19.7  Cross a sandy shallow arroyo.

20.8  Crystal Forest Parking Area. The hike around some of the well-exposed fossil trunks is well worth the time. The highway to the south is lined by large fragments of fossil wood. Entire trunks are portrayed in sections.

21.8  Particularly large log along side the parking area on the west.

Figure 4A.5.View north from Jasper Forest Viewpoint. Sonsela Sandstone forms the resistant cap and the rocks immediately in the foreground. Dark angular blocks are large fragments of silicified fossil wood which have weathered out of the sandstone and the underlying shales.

22.4  Climb up to the Sonsela Sandstone terrace again. The Flat Tops are a mesa capped by a resistant sandstone in the upper part of the Chinle Formation.

26.6  Side Road to the East to Long Logs and Agate House. Turn toward the west across sandy arroya and into the Visitors Center, Museum and Service Area for the south section of the park.

26.8  Visitors Center. It is well worth the time to walk around the trail, west of the visitors center, to view some of the large logs (fig. 4A.6) and large fragments of spectacularly colored fossil wood (fig. 4A.7). Turn south toward the exit in front of the museum. The road descends through the abundant fossil wood out of the visitors center area.

28.5  Check out station at the south end of the park area.

29.0  Leaving Petrified Forest National Park.

Figure 4A.6. Large logs in Chinle beds along the trail west of the museum and visitors center at the south entrance to the park. The woody texture and exterior of the logs is immediately apparent.

Figure 4A.7.Cross sections of large logs, looking toward the northeast to the museum service area at the visitors center, near the south entrance into the park. General size is indicated by the couple, toward the left, behind the logs.

29.2  Junction of the park road and U.S. Highway 180. Turn west toward Holbrook and Flagstaff on U.S. Highway 180. A shop specializing in fossil wood is located west of the junction on the south side of the highway. The highway continues westward across short grass prairies, here on the lower part of the Chinle Formation.

34.6  U.S. Highway 180 bends between two drainages. Double road cuts are in the lower part of the Chinle Formation but the formation is poorly exposed in broad short grass prairies. The small pinnacle far to the south is an outlier of Chinle beds on the older rocks.

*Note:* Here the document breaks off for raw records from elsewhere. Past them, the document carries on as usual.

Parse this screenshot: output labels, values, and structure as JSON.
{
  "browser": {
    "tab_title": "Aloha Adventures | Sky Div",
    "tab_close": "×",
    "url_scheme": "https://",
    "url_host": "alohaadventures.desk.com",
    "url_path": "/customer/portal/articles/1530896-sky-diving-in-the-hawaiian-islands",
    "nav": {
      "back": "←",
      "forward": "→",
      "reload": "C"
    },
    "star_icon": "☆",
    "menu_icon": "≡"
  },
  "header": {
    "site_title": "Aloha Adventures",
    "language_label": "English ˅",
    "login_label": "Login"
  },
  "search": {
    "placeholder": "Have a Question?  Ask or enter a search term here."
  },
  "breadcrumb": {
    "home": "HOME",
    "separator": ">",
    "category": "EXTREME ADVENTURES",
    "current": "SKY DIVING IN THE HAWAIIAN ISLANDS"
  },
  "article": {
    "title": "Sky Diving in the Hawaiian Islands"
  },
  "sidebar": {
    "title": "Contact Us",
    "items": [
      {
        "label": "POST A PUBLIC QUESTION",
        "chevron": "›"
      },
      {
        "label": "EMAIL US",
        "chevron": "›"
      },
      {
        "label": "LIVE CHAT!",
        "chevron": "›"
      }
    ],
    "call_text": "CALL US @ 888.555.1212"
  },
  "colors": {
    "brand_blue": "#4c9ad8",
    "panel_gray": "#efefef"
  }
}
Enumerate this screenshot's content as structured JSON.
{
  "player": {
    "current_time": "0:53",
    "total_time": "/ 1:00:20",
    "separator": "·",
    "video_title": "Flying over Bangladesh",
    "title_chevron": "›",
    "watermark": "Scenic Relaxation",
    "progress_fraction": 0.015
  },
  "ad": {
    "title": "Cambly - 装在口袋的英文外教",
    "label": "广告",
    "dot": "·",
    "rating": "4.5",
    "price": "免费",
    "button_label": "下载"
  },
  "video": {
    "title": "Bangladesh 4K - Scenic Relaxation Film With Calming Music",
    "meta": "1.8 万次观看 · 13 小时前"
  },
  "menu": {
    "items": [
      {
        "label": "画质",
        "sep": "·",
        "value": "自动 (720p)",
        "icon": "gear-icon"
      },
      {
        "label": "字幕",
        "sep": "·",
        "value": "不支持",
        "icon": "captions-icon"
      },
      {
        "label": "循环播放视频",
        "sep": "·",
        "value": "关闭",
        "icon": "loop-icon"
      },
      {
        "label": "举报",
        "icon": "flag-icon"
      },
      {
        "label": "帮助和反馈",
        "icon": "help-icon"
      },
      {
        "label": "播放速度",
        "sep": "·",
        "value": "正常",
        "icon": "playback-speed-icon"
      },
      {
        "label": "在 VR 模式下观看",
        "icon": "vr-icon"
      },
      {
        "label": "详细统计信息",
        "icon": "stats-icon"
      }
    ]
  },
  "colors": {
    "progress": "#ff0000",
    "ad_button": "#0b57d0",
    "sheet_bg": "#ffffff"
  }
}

37.8  Summit Area. The highway is still in Chinle Formation. To the northwest can be seen the Hopi Buttes as the irregular patches on the skyline. The buttes mark a volcanic center, a series of lava flows, volcanic cones as well as piercement and collapsed type diatremes.

44.0  Cross the Little Colorado River with white sandstones exposed at the bridge abutments, with Moenkopi beds extensively exposed above. The highway continues westward through Moenkopi beds and small hills to the north are also in Moenkopi Formation, overlain by resistant Holbrook Sandstone.

46.8  Entering Holbrook, elevation 5,080 feet. Junction of U.S. Highway 180 with Arizona state Highway 77. Turn north toward downtown Holbrook.

47.7  Cross the Little Colorado River at the south edge of the business district. Note the levees to protect the town from flooding of the Little Colorado River.

47.9  Turn north into downtown Holbrook.

48.0  Cross Atchison, Topeka and Santa Fe Railroad tracks.

48.1  Highway Junction in Downtown Holbrook. End of HW-180 Road Guide..

from J. Keith Rigby, by Field Guide: Northern/Southern Colorado Plateau, Kendall/Hunt Pub. Co., 1976, 207 pages -Purchase Information
used by author's permission